• **AIM OF THE TASK**
In the answer, each line of the listing should appear again unchanged.

• **TASK DATA**
********************

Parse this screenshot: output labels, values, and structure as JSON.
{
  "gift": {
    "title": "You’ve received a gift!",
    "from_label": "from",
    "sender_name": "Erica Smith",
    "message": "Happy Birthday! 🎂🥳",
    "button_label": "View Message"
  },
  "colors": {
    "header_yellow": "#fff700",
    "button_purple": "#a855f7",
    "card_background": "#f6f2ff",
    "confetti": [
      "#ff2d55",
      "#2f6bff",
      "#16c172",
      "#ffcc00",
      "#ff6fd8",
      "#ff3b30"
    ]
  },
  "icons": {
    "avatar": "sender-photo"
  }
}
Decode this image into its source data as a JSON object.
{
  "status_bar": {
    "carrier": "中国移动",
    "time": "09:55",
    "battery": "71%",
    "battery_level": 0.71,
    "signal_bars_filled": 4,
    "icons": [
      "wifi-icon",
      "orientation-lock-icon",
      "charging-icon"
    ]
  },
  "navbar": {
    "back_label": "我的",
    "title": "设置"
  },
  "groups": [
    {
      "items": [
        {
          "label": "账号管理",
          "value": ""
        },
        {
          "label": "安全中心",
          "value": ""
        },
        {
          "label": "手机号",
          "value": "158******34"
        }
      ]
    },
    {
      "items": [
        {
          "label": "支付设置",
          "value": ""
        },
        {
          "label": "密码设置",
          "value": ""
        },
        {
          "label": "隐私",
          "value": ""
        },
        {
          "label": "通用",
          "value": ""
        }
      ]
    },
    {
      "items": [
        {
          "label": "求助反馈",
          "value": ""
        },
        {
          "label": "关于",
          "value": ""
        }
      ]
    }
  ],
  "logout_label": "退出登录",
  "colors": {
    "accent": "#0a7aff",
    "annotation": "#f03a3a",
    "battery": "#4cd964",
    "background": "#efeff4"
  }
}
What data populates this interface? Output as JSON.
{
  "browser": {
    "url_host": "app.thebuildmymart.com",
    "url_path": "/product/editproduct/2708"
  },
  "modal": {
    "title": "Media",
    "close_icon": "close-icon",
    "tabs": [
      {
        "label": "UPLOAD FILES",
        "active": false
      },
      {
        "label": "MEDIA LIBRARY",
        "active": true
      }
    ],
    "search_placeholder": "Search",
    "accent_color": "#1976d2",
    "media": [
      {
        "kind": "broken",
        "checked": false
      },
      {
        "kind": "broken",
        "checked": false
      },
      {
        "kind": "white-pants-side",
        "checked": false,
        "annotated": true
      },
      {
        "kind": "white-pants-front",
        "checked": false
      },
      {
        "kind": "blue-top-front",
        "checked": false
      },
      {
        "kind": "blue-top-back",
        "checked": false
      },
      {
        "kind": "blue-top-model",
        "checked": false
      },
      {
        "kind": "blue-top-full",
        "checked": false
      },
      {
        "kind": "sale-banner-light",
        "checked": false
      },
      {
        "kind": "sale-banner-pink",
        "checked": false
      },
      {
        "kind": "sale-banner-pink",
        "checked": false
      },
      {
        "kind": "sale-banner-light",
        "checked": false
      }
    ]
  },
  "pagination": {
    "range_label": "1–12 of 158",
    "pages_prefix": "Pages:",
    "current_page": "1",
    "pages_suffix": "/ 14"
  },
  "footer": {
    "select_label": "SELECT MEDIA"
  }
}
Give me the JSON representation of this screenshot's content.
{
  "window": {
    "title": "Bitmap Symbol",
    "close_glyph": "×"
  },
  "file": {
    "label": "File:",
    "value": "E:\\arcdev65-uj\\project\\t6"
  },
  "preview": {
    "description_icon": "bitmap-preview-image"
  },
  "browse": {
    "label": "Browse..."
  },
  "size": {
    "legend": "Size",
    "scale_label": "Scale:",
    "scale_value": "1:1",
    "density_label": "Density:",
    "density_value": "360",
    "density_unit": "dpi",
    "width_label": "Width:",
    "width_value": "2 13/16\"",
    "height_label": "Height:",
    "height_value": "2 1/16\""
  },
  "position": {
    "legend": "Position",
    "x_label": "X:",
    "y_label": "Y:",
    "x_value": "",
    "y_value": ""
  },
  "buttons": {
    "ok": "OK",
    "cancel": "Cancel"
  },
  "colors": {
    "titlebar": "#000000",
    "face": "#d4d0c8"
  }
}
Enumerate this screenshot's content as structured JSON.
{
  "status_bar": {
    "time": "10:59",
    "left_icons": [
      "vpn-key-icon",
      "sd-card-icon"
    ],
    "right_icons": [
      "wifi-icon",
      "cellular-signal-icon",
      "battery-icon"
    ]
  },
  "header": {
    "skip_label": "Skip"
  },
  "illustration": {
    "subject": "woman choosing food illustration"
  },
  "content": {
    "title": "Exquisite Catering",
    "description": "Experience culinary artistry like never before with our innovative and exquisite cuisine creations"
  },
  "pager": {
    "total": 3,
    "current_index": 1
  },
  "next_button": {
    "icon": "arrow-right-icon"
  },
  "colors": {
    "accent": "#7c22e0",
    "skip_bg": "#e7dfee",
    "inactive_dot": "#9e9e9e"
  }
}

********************

• **SOLUTION**
Parse this screenshot: output labels, values, and structure as JSON.
{
  "gift": {
    "title": "You’ve received a gift!",
    "from_label": "from",
    "sender_name": "Erica Smith",
    "message": "Happy Birthday! 🎂🥳",
    "button_label": "View Message"
  },
  "colors": {
    "header_yellow": "#fff700",
    "button_purple": "#a855f7",
    "card_background": "#f6f2ff",
    "confetti": [
      "#ff2d55",
      "#2f6bff",
      "#16c172",
      "#ffcc00",
      "#ff6fd8",
      "#ff3b30"
    ]
  },
  "icons": {
    "avatar": "sender-photo"
  }
}
Decode this image into its source data as a JSON object.
{
  "status_bar": {
    "carrier": "中国移动",
    "time": "09:55",
    "battery": "71%",
    "battery_level": 0.71,
    "signal_bars_filled": 4,
    "icons": [
      "wifi-icon",
      "orientation-lock-icon",
      "charging-icon"
    ]
  },
  "navbar": {
    "back_label": "我的",
    "title": "设置"
  },
  "groups": [
    {
      "items": [
        {
          "label": "账号管理",
          "value": ""
        },
        {
          "label": "安全中心",
          "value": ""
        },
        {
          "label": "手机号",
          "value": "158******34"
        }
      ]
    },
    {
      "items": [
        {
          "label": "支付设置",
          "value": ""
        },
        {
          "label": "密码设置",
          "value": ""
        },
        {
          "label": "隐私",
          "value": ""
        },
        {
          "label": "通用",
          "value": ""
        }
      ]
    },
    {
      "items": [
        {
          "label": "求助反馈",
          "value": ""
        },
        {
          "label": "关于",
          "value": ""
        }
      ]
    }
  ],
  "logout_label": "退出登录",
  "colors": {
    "accent": "#0a7aff",
    "annotation": "#f03a3a",
    "battery": "#4cd964",
    "background": "#efeff4"
  }
}
What data populates this interface? Output as JSON.
{
  "browser": {
    "url_host": "app.thebuildmymart.com",
    "url_path": "/product/editproduct/2708"
  },
  "modal": {
    "title": "Media",
    "close_icon": "close-icon",
    "tabs": [
      {
        "label": "UPLOAD FILES",
        "active": false
      },
      {
        "label": "MEDIA LIBRARY",
        "active": true
      }
    ],
    "search_placeholder": "Search",
    "accent_color": "#1976d2",
    "media": [
      {
        "kind": "broken",
        "checked": false
      },
      {
        "kind": "broken",
        "checked": false
      },
      {
        "kind": "white-pants-side",
        "checked": false,
        "annotated": true
      },
      {
        "kind": "white-pants-front",
        "checked": false
      },
      {
        "kind": "blue-top-front",
        "checked": false
      },
      {
        "kind": "blue-top-back",
        "checked": false
      },
      {
        "kind": "blue-top-model",
        "checked": false
      },
      {
        "kind": "blue-top-full",
        "checked": false
      },
      {
        "kind": "sale-banner-light",
        "checked": false
      },
      {
        "kind": "sale-banner-pink",
        "checked": false
      },
      {
        "kind": "sale-banner-pink",
        "checked": false
      },
      {
        "kind": "sale-banner-light",
        "checked": false
      }
    ]
  },
  "pagination": {
    "range_label": "1–12 of 158",
    "pages_prefix": "Pages:",
    "current_page": "1",
    "pages_suffix": "/ 14"
  },
  "footer": {
    "select_label": "SELECT MEDIA"
  }
}
Give me the JSON representation of this screenshot's content.
{
  "window": {
    "title": "Bitmap Symbol",
    "close_glyph": "×"
  },
  "file": {
    "label": "File:",
    "value": "E:\\arcdev65-uj\\project\\t6"
  },
  "preview": {
    "description_icon": "bitmap-preview-image"
  },
  "browse": {
    "label": "Browse..."
  },
  "size": {
    "legend": "Size",
    "scale_label": "Scale:",
    "scale_value": "1:1",
    "density_label": "Density:",
    "density_value": "360",
    "density_unit": "dpi",
    "width_label": "Width:",
    "width_value": "2 13/16\"",
    "height_label": "Height:",
    "height_value": "2 1/16\""
  },
  "position": {
    "legend": "Position",
    "x_label": "X:",
    "y_label": "Y:",
    "x_value": "",
    "y_value": ""
  },
  "buttons": {
    "ok": "OK",
    "cancel": "Cancel"
  },
  "colors": {
    "titlebar": "#000000",
    "face": "#d4d0c8"
  }
}
Enumerate this screenshot's content as structured JSON.
{
  "status_bar": {
    "time": "10:59",
    "left_icons": [
      "vpn-key-icon",
      "sd-card-icon"
    ],
    "right_icons": [
      "wifi-icon",
      "cellular-signal-icon",
      "battery-icon"
    ]
  },
  "header": {
    "skip_label": "Skip"
  },
  "illustration": {
    "subject": "woman choosing food illustration"
  },
  "content": {
    "title": "Exquisite Catering",
    "description": "Experience culinary artistry like never before with our innovative and exquisite cuisine creations"
  },
  "pager": {
    "total": 3,
    "current_index": 1
  },
  "next_button": {
    "icon": "arrow-right-icon"
  },
  "colors": {
    "accent": "#7c22e0",
    "skip_bg": "#e7dfee",
    "inactive_dot": "#9e9e9e"
  }
}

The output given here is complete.